== Segment start ==

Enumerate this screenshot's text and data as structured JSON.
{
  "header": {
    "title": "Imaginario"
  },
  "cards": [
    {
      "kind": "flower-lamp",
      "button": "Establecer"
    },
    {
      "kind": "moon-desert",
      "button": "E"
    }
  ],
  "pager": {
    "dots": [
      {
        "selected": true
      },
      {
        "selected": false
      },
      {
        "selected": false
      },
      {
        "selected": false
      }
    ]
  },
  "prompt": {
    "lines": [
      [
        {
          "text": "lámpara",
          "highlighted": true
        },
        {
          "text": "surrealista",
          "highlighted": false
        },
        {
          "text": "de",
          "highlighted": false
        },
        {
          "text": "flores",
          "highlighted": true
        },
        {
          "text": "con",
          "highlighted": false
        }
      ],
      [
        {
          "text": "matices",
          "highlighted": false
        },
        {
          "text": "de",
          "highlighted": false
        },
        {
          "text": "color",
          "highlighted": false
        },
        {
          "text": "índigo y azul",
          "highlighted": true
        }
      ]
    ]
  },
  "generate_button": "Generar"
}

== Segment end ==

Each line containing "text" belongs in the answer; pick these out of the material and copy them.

Final answer |
Enumerate this screenshot's text and data as structured JSON.
          "text": "lámpara",
          "text": "surrealista",
          "text": "de",
          "text": "flores",
          "text": "con",
          "text": "matices",
          "text": "de",
          "text": "color",
          "text": "índigo y azul",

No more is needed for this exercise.